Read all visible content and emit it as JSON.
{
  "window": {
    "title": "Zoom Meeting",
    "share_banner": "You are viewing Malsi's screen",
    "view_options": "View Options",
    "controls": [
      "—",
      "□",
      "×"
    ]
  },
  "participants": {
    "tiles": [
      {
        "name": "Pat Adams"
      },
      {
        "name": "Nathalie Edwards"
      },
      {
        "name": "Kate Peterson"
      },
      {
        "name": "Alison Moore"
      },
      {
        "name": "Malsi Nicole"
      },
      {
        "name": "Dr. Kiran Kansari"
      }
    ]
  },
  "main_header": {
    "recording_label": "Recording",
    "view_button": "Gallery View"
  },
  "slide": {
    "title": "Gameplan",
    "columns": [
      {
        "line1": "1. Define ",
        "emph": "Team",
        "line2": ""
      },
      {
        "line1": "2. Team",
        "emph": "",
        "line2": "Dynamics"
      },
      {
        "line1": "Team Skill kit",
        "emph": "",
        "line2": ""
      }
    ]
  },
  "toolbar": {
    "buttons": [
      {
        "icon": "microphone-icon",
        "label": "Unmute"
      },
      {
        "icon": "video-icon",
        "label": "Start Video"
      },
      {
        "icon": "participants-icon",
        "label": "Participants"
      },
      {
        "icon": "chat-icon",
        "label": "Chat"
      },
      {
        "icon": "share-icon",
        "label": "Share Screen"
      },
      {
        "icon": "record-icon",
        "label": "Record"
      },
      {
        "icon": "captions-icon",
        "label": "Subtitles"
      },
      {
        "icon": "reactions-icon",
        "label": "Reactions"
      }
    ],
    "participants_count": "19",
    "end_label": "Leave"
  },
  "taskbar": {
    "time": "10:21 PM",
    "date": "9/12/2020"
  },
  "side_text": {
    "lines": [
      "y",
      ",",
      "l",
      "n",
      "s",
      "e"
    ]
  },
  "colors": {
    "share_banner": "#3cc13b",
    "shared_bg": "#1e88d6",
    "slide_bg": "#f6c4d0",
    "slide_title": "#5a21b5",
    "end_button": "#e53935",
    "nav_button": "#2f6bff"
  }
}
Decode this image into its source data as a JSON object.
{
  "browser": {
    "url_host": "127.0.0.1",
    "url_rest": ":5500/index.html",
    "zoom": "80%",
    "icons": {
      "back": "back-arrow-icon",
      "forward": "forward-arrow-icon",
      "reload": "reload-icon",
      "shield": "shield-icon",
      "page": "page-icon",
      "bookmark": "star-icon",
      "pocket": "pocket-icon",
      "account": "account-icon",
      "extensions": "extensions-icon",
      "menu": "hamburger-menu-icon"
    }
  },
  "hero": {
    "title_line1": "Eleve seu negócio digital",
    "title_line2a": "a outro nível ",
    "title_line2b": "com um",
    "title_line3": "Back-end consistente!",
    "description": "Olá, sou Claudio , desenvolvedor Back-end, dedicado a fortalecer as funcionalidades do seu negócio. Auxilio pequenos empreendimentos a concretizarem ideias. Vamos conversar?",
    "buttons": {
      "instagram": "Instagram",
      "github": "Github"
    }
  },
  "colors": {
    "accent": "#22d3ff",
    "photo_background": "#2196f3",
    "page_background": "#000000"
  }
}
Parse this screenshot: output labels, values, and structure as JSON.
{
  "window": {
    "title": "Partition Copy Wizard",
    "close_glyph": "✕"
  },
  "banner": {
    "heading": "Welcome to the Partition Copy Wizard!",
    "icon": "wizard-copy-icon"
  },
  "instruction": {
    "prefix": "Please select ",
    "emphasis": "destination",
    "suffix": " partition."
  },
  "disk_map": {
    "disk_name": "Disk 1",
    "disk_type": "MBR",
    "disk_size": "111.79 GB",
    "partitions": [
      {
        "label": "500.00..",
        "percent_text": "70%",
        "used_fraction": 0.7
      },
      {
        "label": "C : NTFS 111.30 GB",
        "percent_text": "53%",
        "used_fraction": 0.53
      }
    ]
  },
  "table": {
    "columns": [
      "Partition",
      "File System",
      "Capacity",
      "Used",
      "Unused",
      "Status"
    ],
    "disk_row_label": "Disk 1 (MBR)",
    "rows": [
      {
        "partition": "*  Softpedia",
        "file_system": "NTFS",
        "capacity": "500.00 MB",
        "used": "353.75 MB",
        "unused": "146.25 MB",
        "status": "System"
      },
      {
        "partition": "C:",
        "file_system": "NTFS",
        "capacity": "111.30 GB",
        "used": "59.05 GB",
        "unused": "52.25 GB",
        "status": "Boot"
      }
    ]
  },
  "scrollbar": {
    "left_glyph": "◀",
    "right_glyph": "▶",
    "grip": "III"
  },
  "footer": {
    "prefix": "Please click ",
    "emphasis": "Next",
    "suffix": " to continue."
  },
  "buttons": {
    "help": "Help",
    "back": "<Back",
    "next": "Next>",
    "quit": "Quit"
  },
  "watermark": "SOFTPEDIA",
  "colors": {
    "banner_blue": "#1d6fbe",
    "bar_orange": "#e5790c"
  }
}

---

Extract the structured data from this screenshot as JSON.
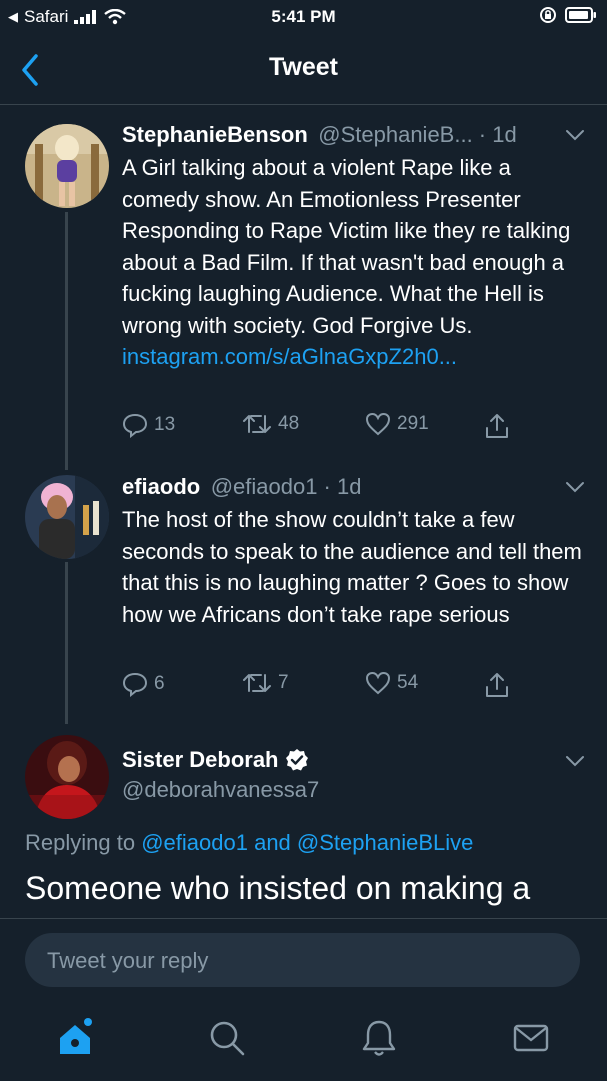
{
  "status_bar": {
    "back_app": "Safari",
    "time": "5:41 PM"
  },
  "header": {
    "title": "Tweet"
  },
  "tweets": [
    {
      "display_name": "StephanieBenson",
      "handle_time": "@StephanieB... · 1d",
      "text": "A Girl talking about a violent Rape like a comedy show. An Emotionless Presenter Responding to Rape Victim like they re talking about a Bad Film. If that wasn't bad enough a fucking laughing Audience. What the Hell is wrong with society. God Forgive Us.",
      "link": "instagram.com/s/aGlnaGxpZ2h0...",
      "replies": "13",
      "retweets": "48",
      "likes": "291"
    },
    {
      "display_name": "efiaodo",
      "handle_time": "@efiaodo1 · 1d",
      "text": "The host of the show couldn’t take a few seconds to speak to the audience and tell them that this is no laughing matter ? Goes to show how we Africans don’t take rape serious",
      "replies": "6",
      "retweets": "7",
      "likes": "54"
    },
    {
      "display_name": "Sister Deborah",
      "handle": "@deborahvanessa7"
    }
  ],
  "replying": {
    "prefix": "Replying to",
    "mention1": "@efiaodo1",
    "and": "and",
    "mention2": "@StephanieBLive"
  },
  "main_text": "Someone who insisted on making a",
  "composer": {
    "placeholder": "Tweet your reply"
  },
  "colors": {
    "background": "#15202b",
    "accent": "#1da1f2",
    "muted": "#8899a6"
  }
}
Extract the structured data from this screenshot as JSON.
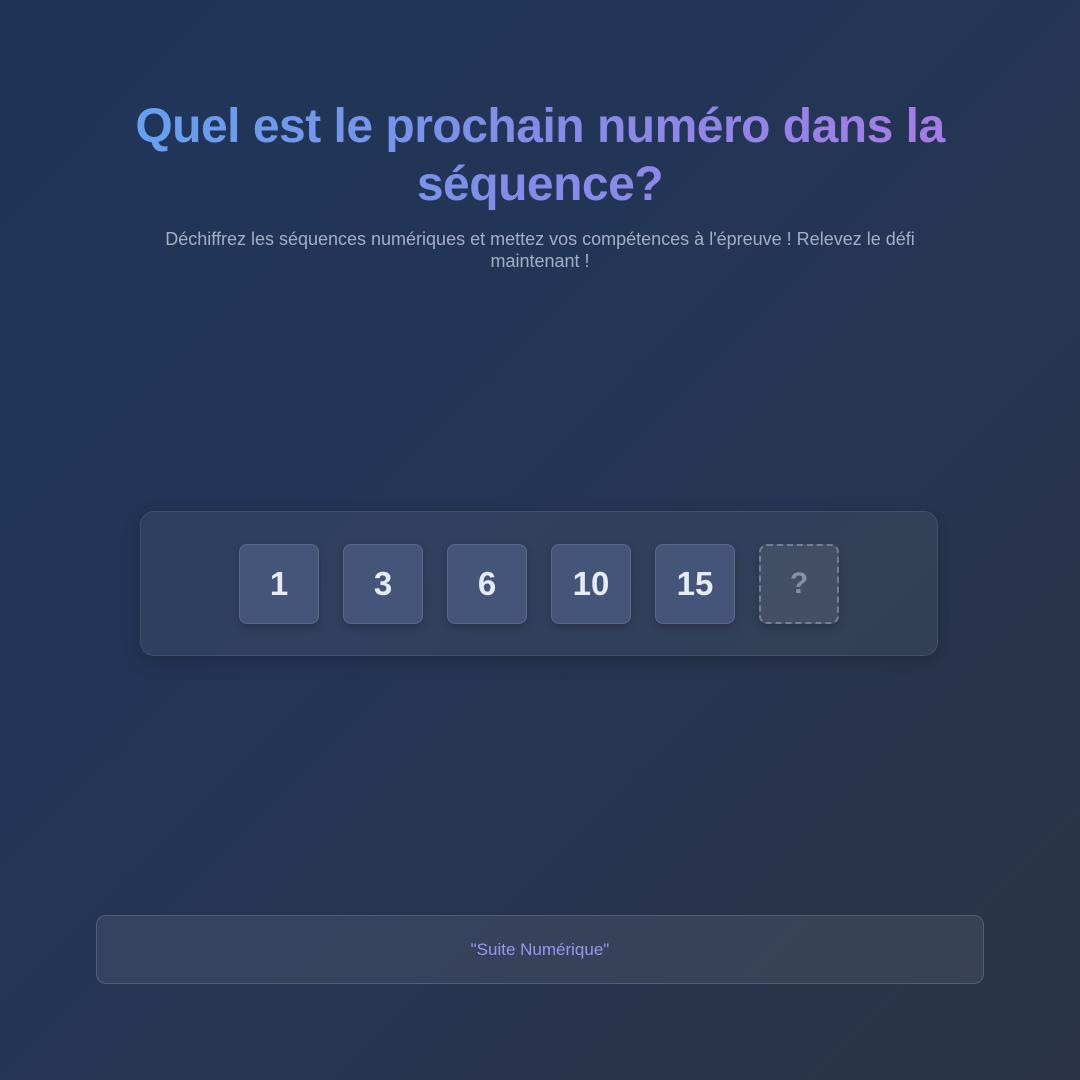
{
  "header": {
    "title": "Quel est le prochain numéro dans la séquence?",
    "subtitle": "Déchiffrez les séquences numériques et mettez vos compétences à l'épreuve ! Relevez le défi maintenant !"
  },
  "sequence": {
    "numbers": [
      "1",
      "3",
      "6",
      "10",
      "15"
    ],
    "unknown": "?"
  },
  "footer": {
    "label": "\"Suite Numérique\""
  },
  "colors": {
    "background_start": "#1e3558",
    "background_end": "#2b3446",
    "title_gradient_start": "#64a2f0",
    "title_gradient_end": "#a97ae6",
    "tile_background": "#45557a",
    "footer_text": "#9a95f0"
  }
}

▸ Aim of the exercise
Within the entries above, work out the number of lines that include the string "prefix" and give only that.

▸ Completed task
3